Smartly, Vaush, along with the rest of his associates, seek out shelter within one of the more sturdy structures. It gives them a rather secure location from which to watch the growing blaze of battle.
At the center of the conflict stands its very namesake, Blaise and Ruby. The pair is well suited for this kind of fighting. Blaise, though not the tallest or strongest, seems to wield fists of tempered steel, knocking adversaries senseless with each blow. While Ruby uses her lithe body and unique fighting style to sidestep and redirect her opponents’ efforts. This she does all in the defense of her husband’s back, believing the mountain of a man behind her is doing the same for her. It is teamwork that is unmatched by any of the others currently embroiled in this struggle for clan honor.
Though hostilities have yet to involve the drawing of true steel, it seems destined to end in somebody becoming seriously maimed or killed should the fighting not be brought under control. To this end, Lord Locke issues orders for his personal guard to break up the brawl. Their initial attempt is unsuccessful, reporting that the use of arms would be required to bring the highlanders back from their current frenzy. Not wanting to escalate matters and cause unnecessary injury, Locke calls for Brannigan. But the mage is nowhere in the immediate vicinity. Thankfully, the boys believe they know where to find him and quickly depart the scene.
As a matter of fact, Brannigan is exactly where the boys left him earlier. Only now he is nearly completely drunk! Pickled to his eyeballs in highland ale. Finding the mage was easy; however, it takes some convincing to get Brannigan to understand the seriousness of the situation. Eventually realization works its way through his alcoholic haze, stumbling upon that one corner of the brain still reserved for coherent thought. Yet, the fact that his first action is to pluck a large black beetle from a small wooden box and eat it does not give the youths much hope for his forthcoming help.
What the boys don’t expect is the beetle to instantly sober the drunkard. Their shock and surprise is only overcome by Brannigan’s rapid race across the field, where the fighting has continued to draw others into its chaos. Once there, he quickly puts an end to the fray by issuing a word of command that explodes across the entire field. STOP!

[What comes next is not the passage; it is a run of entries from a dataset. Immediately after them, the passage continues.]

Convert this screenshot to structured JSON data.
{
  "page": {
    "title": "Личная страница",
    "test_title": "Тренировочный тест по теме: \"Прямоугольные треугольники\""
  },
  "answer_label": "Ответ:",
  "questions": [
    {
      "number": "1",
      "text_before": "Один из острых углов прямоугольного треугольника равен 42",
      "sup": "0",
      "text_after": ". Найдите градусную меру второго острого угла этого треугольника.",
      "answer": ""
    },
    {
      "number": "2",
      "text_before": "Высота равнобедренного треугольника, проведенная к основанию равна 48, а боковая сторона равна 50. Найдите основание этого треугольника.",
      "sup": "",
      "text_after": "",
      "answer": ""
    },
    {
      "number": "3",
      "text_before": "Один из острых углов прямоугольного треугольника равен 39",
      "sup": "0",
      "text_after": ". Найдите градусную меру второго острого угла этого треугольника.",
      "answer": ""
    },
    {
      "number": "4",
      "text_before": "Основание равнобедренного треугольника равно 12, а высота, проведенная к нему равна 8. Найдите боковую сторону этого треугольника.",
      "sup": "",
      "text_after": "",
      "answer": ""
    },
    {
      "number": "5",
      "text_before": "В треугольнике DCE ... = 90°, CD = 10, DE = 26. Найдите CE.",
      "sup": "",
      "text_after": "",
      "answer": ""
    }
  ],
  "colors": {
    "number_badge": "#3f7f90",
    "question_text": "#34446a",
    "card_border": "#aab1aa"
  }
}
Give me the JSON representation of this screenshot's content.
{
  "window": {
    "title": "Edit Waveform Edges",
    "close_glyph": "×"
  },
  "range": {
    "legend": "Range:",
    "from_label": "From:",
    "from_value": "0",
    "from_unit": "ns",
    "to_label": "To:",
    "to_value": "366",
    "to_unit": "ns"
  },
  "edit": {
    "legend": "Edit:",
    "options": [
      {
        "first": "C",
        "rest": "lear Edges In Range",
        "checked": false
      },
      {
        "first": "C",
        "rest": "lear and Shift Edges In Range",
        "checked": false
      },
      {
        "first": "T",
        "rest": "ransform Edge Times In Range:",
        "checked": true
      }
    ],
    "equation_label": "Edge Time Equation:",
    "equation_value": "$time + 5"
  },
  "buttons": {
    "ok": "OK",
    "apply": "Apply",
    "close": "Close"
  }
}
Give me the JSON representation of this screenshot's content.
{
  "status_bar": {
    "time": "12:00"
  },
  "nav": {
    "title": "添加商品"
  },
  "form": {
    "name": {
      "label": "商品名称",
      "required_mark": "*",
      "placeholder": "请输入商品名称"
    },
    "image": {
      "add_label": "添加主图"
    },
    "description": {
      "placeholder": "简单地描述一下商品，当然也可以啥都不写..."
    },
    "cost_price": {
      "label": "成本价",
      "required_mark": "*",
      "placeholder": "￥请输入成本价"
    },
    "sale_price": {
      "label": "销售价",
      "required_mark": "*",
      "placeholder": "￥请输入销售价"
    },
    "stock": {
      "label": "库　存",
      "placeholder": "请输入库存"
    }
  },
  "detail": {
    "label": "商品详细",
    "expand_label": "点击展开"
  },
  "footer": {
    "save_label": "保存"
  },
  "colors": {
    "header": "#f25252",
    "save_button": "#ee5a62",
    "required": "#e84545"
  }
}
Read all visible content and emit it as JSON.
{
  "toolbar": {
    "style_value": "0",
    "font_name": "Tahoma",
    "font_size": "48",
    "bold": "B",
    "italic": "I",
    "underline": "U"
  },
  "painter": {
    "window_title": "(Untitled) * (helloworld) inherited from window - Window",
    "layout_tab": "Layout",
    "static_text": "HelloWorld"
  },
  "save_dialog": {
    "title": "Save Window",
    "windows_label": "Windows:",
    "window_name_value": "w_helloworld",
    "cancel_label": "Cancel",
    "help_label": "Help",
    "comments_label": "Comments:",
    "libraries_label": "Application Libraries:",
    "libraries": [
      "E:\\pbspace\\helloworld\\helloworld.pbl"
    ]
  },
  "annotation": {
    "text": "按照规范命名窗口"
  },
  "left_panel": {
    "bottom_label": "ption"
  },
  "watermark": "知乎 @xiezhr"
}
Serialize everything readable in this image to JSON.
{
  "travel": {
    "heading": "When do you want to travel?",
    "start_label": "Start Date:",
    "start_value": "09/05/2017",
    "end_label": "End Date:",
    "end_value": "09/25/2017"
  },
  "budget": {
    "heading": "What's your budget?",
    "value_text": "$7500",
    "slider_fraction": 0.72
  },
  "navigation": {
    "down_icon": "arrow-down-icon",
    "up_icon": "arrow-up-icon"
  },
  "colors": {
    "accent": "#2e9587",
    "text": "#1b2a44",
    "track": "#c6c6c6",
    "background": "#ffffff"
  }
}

This single word and the power behind it, has the stunning appearance of freezing every soul within hearing. Where once there were crushing blows and vicious threats, raised fists now held high, refuse to drop. Angry curses lie strangled in the throat. All are compelled to follow Brannigan’s single directive. Only those too weak to stand or already in the act of falling seem possessed of movement. Within seconds the spell breaks, but the passing time is enough to extinguish the flames of battle. Locke’s forces rapidly move in to prevent any additional flare-ups and tend the injured. Those who are able, slowly walk or stumble away. They are carried on the wind like so much spent ash. Many nurse cuts and bruises. Not a few have cracked ribs, fractured jaws, and tender heads that will require nursing this night. Not so for Blaise and Ruby. The pair still stands back to back, breathing hard and steady, the burning passion of their recent struggle still aglow just below the surface. Neither can help smiling.
His duty fulfilled, Brannigan turns to salute his lord with a flourish and a request to resume what he had begun earlier in the day. There is much ale that still needs drinking. Locke, believing his men to have matters in hand, sends the mage on his way. Though as Brannigan departs, one can hear him bemoaning the loss of a good day’s drinking and a decent buzz. Not to mention, one of his precious beetles.